The choice is stark: Hamas or Fateh in Palestine; Hizbullah or Hariri in Lebanon; Mubarak & Son or Muslim Brothers in Egypt — and the list continues through every Arab country. The slow gravitation and polarization of the modern Arab state system over the past three generations into two broad camps of status quo conservatives and resistance fighters is more apparent than ever, and equally frustrating.
The powerful Islamist-nationalist resistance and social-political movements that have come into being in recent decades are first and foremost a response to the poor performance and low credibility of the power elite that has dominated the modern Arab world. Movements like Hamas and Hizbullah have gained additional strength and legitimacy from fighting the Israeli occupation, which the established Arab power structure has not done very well in most cases, despite half a dozen wars since 1948. [continued…]
Turkey’s value to Europe and the US as a close partner helping manage regional problems has been re-emphasised by the Gaza crisis. As the fighting threatened to spin out of control, Turkish diplomats showed they could reach parts other diplomats cannot by talking directly to the senior Hamas leader, Khaled Meshal, in Damascus.

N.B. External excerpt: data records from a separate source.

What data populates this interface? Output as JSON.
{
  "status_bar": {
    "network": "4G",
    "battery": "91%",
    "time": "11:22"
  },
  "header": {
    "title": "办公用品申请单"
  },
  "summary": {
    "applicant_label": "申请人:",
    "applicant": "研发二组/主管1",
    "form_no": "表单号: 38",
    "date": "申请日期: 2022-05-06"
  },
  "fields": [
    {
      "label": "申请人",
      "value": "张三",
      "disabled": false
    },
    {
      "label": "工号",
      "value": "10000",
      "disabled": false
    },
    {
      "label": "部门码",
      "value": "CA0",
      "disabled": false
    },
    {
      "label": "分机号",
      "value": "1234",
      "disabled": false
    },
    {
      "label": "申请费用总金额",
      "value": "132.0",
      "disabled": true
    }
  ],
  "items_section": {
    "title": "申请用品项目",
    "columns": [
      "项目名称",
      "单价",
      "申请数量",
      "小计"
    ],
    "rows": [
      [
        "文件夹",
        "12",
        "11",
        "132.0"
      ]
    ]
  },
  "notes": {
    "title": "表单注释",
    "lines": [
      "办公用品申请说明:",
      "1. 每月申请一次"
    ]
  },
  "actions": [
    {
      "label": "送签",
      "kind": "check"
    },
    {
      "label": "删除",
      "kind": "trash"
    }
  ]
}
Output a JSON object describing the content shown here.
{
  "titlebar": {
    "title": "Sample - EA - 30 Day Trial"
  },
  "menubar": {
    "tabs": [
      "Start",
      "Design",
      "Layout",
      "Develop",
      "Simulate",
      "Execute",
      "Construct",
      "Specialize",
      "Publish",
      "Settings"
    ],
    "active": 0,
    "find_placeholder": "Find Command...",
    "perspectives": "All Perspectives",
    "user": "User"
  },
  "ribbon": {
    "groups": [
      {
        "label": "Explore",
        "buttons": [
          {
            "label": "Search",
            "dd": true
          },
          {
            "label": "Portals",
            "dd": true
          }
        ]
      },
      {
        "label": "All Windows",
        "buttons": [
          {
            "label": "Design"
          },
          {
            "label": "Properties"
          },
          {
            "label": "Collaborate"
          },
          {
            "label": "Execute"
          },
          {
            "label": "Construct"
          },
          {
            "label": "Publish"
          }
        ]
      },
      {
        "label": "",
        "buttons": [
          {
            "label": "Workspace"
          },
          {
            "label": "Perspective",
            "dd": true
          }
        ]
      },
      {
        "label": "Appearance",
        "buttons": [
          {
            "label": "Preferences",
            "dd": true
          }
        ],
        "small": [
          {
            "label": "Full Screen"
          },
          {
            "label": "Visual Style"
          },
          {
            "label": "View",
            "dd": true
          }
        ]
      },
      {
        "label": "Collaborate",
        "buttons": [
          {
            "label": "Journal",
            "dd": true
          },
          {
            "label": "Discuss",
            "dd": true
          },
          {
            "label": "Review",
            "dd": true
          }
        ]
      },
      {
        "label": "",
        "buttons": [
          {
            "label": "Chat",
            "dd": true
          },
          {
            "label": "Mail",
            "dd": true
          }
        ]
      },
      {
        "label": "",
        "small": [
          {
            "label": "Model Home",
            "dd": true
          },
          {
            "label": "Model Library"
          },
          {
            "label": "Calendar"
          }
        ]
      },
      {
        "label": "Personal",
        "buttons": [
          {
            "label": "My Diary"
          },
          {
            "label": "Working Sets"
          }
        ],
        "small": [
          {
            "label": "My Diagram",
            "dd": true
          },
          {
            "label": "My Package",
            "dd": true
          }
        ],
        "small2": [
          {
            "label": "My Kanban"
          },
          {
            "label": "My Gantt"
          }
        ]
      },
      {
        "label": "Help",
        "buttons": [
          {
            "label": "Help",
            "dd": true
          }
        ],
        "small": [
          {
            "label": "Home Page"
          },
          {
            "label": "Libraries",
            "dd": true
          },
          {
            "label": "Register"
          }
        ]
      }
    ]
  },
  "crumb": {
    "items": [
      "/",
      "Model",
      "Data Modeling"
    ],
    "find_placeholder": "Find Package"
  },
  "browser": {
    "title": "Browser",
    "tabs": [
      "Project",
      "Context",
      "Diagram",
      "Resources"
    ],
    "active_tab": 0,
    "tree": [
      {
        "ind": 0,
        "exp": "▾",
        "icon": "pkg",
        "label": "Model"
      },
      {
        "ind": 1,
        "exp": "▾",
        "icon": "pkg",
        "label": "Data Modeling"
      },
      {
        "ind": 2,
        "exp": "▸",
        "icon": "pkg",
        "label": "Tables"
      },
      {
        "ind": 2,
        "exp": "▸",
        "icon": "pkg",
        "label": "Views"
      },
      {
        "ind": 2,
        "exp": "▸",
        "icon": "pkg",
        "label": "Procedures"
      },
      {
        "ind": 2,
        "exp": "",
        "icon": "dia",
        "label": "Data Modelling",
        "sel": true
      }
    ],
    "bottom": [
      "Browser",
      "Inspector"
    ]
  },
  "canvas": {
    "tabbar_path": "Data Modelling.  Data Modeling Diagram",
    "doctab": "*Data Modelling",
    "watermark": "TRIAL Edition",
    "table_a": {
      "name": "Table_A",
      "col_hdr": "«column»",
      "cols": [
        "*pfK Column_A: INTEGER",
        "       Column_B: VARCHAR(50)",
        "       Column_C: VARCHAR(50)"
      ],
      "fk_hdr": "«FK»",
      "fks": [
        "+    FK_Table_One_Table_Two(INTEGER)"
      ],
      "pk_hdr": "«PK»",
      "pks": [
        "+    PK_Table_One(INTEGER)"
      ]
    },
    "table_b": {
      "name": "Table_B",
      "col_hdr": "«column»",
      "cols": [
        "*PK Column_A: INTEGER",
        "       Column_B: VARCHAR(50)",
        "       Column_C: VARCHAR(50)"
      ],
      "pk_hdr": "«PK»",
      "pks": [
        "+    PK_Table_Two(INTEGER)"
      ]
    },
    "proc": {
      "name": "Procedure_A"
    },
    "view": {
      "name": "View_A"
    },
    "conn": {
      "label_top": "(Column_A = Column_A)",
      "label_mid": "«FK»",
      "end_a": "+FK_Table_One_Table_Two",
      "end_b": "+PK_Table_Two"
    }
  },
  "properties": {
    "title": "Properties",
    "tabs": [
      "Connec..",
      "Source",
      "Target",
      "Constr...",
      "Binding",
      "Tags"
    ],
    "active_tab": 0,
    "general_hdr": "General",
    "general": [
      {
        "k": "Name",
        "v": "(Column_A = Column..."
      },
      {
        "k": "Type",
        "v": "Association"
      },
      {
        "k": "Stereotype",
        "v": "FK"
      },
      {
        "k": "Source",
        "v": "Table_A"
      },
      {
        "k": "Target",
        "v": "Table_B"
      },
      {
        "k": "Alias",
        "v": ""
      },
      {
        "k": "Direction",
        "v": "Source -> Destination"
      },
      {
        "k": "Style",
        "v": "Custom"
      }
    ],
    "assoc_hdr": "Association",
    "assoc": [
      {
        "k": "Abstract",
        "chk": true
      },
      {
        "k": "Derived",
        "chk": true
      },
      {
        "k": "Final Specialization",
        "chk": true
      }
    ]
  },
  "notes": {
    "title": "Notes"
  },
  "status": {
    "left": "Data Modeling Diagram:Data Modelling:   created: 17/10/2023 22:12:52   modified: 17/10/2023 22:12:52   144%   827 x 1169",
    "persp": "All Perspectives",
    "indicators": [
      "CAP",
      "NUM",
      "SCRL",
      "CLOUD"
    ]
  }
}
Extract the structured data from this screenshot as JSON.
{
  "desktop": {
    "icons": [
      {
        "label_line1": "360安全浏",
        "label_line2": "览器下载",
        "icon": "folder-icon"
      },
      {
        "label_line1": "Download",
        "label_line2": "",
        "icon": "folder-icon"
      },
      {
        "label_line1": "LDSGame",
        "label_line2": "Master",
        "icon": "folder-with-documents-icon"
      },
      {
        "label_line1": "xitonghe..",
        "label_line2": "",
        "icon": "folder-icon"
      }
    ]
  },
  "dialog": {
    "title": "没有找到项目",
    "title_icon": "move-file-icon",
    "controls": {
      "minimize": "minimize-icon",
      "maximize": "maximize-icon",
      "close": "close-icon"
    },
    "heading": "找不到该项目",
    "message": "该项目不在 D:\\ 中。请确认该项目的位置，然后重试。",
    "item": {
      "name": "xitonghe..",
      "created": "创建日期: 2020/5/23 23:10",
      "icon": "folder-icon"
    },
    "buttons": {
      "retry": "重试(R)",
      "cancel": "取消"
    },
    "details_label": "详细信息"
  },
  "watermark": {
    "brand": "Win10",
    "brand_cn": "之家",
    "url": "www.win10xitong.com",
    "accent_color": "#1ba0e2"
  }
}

Turkey’s prime minister, Recep Tayyip Erdogan, personally consulted Arab leaders in Saudi Arabia, Egypt, Jordan and Syria as part of a wider mediation effort. And it was Erdogan, a careful cultivator of relations with Tehran, who kept open lines of communication to Iran’s president, Mahmoud Ahmadinejad, an ardent Hamas supporter.
The successful expansion of Turkish influence in the Middle East and beyond under Erdogan’s moderate Islamist government has been dubbed “neo-Ottomanism”, suggesting a revival by other means of Turkey’s once extensive but now defunct empire. Hurriyet newspaper has claimed Turkish diplomacy has entered a new “golden age”, acting as a crossroads between east and west, Islam and secular Christendom. [continued…]